On Sunday, March 10, Veterans for Peace (VFP) invites the public to a provocative panel discussion titled “Imperialism and Current Military Exploits.”
“We’ll talk about how we get into wars, the cost of war, how the U.S. military will fight the next war, and what folks can do to stop war,” said Carroll Nast, convener of the panel. Questions and comments from the audience are welcome.
This free event takes place at the Veterans Memorial Hall, 130 Placerville Drive in Placerville, from 1 to 3 p.m.
The topics panel members will address are wide-ranging and include the historic pattern of U.S. imperialism and the plan — as proposed by the think-tank Project for the New American Century (PNAC) — to establish a global American empire on land and sea, in air, space and cyberspace.
Topics will also include the reasons for going to war in Afghanistan and Iraq, the case of Bradley Manning, drone warfare, current machinations in Syria, Iran, the Pacific and Africa.
The panel consists of local vets living in the Colfax area.
Carroll Nast was drafted in 1969 and honorably discharged as captain from the USAF in 1979. He served as a para-rescue medical technician, navigated air-refueling tankers and did combat support in Vietnam. He is semi-retired and leads hikes for the Sierra Club and drives a shuttle bus for his fellow vet, Dan Buckley.
Buckley, past president of VFP Chapter 122, operates Tributary Whitewater Tours.
John Reiger, a pottery-maker and current president of the chapter, served in the Army’s security agency as a teletype intercept operator.
“Like so many others,” Reiger said, “I became disillusioned with our foreign policies during the Vietnam War and have been an anti-war activist ever since.”
Barry Binks enlisted in the Army in 1964, working in civil affairs verifying collateral damage. Now a retired teacher of political science, he is an active war-protester.
Veterans for Peace is an official non-governmental organization represented at the United Nations. Its goals are to increase awareness of the costs of war, to restrain government from interfering in the internal affairs of other nations, to end the arms race, to seek justice for veterans and victims of war, and to abolish war as an instrument of national policy.
Locally, VFP Chapter 122 covers El Dorado, Placer and Nevada counties. Among other activities, it has sponsored nationally-known speakers, shown monthly movies, helped serve meals for the homeless, appeared in parades and participated in local drone protests.
Nationally, the VFP conducts a number of projects.
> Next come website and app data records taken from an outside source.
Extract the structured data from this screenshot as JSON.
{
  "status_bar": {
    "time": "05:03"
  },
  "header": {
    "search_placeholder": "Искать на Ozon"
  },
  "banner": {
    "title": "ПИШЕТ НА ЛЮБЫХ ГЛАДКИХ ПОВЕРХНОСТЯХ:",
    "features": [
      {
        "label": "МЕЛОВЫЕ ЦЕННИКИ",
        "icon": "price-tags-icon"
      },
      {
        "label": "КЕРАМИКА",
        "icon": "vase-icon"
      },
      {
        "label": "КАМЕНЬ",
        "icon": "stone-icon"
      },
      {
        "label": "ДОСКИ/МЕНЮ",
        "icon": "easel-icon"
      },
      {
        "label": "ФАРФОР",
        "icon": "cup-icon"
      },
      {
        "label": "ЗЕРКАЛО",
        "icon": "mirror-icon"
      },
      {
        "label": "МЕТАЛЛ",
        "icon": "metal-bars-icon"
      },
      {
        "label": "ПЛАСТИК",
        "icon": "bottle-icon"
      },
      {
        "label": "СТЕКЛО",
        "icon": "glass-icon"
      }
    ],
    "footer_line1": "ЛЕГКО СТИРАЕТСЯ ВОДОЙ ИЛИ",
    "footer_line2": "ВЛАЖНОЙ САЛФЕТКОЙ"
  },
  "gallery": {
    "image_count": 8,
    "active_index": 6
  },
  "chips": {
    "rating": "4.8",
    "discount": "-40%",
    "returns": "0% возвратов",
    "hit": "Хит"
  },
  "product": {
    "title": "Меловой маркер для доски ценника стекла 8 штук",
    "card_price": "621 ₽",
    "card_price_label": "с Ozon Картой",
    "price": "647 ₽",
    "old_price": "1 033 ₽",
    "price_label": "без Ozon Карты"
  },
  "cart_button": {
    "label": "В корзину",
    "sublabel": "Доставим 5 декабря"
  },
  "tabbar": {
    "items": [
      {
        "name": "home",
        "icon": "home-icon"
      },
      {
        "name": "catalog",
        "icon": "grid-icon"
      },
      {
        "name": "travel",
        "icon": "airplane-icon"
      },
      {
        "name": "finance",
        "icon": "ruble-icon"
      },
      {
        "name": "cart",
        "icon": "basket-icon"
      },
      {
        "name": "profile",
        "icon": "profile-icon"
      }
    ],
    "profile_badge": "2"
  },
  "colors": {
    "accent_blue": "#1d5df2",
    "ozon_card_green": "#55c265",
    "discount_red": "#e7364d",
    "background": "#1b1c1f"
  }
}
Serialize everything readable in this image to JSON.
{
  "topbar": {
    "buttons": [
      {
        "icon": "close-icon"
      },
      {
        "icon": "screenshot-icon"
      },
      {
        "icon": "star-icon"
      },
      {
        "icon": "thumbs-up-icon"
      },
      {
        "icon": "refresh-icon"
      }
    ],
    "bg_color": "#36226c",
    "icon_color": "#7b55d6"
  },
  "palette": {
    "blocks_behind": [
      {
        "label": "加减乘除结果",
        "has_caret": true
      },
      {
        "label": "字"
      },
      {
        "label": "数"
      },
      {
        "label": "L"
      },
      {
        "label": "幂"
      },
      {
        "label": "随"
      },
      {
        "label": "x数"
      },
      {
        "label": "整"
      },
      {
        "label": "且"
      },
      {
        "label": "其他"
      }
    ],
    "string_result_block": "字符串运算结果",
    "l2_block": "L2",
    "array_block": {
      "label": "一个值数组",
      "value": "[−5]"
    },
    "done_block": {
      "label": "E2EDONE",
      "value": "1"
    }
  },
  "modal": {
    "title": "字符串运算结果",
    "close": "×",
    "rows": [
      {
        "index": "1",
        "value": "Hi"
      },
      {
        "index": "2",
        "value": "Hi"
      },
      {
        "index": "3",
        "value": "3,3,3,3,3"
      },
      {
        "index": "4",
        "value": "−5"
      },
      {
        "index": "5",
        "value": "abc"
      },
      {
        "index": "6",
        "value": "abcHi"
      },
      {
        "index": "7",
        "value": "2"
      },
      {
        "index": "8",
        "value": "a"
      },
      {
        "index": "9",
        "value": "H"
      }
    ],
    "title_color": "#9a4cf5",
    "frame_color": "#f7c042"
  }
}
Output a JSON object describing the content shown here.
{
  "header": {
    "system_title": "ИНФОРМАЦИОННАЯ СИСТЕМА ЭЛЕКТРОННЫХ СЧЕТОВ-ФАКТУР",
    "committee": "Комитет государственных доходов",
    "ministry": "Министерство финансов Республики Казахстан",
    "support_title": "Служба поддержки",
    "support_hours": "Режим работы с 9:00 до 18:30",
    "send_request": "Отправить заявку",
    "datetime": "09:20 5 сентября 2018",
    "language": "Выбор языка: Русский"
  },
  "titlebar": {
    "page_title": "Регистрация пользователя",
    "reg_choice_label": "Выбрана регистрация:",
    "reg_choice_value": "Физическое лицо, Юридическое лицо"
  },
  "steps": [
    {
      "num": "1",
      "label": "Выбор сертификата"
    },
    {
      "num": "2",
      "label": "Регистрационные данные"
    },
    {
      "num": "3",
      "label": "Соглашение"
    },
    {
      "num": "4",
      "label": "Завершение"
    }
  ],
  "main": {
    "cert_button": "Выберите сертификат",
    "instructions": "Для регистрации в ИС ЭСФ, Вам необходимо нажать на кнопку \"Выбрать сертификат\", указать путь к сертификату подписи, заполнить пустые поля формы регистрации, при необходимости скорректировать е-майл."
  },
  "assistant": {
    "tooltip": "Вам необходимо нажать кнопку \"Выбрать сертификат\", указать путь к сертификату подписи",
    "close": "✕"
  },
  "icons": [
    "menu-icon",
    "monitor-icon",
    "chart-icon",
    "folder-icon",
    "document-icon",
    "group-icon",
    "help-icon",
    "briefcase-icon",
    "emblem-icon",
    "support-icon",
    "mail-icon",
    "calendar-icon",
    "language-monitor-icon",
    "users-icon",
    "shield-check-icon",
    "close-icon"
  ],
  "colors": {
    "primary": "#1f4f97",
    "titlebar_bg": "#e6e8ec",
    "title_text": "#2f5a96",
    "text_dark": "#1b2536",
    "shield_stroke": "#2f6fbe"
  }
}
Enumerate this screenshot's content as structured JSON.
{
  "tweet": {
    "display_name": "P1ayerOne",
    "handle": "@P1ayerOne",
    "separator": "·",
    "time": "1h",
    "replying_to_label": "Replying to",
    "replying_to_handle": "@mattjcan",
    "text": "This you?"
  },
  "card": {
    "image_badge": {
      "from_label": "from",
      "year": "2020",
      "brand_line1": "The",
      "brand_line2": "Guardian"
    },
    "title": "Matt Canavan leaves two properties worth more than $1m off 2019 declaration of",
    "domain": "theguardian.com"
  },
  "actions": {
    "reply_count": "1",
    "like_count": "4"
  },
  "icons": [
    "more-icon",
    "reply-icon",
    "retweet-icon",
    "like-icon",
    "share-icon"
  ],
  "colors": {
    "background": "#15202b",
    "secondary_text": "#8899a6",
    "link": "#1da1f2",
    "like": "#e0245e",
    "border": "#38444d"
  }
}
The Iraq Water Project, ongoing since 1999, has installed 60 water purification units in schools, hospitals, and other institutions serving the people of Iraq.
The Arlington Memorials Project set up thousands of crosses around the country in parks, along roadways and other public spaces.
The Agent Orange Recovery Project, in cooperation with Vietnamese Americans, asks government to fulfill its moral and legal responsibility to compensate all victims of Agent Orange dispersed in Vietnam.
“Imperialism and Current Military Exploits” is one of a series of events being held during Placerville’s Season for Nonviolence.
For a calendar of events go to edpjc.org.